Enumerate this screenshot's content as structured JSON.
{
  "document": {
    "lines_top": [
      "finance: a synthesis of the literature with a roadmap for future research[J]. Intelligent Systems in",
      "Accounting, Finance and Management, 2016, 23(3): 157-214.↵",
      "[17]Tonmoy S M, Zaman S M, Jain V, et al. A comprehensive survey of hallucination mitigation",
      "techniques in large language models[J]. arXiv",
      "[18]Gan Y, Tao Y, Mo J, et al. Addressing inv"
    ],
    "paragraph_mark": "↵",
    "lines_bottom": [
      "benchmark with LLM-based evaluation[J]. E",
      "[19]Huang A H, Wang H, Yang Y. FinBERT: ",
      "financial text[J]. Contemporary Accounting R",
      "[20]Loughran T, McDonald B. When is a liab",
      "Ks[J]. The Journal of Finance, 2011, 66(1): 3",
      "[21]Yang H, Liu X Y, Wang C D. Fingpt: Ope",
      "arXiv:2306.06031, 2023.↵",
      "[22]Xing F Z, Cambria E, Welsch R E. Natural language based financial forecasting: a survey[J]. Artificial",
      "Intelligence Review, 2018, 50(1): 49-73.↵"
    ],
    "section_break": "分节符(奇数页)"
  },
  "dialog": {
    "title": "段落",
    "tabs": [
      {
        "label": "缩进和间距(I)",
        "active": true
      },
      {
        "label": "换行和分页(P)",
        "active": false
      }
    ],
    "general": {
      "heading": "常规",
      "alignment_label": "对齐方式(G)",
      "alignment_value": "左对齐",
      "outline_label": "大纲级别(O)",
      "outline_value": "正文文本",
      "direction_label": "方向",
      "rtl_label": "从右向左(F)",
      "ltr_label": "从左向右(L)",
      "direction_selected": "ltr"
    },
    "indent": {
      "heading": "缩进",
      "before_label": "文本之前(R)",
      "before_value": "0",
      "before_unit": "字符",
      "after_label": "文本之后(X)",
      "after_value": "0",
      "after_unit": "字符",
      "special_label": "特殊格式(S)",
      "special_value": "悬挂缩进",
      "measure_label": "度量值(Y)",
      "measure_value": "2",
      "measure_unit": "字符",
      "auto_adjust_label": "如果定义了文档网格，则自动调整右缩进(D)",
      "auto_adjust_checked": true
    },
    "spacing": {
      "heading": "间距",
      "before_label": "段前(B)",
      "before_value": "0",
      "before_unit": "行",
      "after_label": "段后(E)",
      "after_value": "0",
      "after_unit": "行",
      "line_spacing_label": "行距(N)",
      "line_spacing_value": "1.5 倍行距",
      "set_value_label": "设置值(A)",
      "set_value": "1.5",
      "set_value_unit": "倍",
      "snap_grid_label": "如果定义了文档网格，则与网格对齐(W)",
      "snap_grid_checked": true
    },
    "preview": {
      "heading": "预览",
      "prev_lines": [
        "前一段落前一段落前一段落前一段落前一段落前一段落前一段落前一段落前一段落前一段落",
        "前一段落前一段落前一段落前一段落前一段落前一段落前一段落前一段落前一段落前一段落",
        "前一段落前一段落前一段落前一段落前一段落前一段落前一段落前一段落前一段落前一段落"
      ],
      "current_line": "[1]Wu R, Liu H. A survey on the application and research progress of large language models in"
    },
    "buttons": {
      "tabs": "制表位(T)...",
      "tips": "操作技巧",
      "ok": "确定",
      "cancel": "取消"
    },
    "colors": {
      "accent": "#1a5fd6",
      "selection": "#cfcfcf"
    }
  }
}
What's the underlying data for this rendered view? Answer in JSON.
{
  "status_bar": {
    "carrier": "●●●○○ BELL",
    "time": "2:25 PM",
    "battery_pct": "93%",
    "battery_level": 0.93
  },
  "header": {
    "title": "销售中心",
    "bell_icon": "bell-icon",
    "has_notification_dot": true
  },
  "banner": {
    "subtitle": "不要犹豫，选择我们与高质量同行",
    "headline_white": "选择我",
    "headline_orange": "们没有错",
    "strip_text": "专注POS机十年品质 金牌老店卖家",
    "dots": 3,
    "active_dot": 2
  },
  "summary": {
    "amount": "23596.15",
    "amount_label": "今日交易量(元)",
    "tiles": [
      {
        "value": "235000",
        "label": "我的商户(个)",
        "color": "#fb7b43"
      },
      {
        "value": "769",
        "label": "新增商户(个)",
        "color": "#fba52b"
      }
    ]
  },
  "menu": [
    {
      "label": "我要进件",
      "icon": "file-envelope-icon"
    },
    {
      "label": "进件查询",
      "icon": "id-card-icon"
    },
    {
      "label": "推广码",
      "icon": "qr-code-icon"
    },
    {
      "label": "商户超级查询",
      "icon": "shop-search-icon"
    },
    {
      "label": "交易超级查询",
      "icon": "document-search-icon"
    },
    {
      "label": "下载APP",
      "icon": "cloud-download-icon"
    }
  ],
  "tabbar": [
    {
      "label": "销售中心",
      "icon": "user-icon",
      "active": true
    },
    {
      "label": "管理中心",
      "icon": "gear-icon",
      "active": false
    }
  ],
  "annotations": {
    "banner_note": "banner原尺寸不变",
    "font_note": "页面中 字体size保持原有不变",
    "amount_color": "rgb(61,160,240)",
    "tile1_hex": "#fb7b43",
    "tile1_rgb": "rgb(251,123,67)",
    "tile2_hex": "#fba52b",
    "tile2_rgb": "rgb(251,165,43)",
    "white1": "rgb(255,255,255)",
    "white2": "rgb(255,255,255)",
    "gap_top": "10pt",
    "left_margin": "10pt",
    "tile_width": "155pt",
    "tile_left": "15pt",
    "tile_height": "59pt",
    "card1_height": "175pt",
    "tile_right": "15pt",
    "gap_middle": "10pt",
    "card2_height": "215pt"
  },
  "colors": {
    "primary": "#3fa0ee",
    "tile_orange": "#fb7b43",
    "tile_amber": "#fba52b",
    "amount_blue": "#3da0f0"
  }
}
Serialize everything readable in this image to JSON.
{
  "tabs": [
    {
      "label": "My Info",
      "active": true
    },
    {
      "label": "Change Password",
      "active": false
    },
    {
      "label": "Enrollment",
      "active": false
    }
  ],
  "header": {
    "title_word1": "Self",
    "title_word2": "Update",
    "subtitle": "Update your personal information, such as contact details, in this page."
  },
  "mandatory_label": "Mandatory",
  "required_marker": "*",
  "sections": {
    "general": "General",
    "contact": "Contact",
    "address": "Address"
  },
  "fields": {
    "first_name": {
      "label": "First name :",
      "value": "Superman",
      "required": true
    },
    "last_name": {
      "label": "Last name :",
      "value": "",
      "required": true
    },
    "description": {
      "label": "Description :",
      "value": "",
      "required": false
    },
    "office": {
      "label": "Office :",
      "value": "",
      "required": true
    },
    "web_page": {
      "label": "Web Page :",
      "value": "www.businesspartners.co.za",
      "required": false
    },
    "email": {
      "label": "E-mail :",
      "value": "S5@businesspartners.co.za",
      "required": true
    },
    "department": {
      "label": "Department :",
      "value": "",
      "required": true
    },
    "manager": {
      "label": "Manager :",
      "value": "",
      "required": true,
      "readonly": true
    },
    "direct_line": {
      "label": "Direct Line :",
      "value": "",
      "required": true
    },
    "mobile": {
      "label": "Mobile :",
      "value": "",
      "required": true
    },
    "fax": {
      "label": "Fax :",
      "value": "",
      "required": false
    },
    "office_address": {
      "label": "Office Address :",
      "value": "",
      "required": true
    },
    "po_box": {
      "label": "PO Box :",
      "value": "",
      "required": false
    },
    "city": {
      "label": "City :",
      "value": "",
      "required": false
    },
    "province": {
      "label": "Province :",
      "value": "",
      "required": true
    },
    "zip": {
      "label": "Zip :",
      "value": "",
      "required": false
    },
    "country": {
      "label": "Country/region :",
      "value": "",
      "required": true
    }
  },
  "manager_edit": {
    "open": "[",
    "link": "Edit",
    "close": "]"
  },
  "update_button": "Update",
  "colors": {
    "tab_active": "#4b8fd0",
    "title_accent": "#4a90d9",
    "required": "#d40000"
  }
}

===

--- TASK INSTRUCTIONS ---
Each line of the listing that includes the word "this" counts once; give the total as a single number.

--- RESPONSE ---
4